Whenever a line below holds the word "label", copy that line.

BEGIN SOURCE INFORMATION

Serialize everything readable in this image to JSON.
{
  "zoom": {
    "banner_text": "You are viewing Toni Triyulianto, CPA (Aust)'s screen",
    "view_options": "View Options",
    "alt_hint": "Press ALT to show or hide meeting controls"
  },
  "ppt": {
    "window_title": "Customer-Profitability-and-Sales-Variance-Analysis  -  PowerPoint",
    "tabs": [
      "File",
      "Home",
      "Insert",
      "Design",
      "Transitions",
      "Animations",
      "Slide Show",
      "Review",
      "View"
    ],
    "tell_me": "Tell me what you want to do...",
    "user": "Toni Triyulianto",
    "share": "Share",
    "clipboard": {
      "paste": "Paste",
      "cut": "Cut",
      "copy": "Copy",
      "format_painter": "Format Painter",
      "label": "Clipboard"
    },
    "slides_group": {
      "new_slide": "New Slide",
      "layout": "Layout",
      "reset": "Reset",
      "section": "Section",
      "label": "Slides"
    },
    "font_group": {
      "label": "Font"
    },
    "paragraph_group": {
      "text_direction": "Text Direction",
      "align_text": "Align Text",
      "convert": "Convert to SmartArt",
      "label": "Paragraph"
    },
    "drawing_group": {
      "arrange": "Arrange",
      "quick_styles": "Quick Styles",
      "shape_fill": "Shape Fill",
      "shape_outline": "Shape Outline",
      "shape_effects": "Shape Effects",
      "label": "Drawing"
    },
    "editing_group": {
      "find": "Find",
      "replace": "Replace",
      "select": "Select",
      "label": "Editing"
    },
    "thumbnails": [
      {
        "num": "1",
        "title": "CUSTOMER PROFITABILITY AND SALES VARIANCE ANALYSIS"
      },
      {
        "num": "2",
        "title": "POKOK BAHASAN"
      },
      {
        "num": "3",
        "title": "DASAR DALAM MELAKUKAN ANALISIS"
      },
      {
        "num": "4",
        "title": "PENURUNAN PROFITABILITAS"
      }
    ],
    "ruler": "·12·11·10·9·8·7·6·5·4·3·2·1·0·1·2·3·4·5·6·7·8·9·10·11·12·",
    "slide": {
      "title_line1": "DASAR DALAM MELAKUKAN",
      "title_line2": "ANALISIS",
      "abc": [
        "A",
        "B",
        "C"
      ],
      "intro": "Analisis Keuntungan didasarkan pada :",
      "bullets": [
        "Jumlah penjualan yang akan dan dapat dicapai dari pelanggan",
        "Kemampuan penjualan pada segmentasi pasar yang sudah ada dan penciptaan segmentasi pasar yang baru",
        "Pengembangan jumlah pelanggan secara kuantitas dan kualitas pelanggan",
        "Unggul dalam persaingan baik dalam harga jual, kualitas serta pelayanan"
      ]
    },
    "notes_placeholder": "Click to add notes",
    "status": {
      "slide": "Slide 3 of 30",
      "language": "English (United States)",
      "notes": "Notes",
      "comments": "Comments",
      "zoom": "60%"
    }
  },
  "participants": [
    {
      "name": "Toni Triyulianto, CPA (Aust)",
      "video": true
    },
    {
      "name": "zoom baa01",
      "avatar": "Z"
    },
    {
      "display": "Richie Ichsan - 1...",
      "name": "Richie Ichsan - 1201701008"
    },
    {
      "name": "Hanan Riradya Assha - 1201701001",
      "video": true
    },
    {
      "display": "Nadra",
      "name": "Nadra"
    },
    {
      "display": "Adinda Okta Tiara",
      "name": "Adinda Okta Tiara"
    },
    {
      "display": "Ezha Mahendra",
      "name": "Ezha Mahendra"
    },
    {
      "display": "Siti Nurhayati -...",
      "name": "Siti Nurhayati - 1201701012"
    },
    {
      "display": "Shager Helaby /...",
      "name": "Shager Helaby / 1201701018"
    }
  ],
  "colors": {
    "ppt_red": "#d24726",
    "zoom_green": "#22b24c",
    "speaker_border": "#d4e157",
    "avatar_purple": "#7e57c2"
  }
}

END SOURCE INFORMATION

◆ **ANSWER TO THIS PROBLEM**
      "label": "Clipboard"
      "label": "Slides"
      "label": "Font"
      "label": "Paragraph"
      "label": "Drawing"
      "label": "Editing"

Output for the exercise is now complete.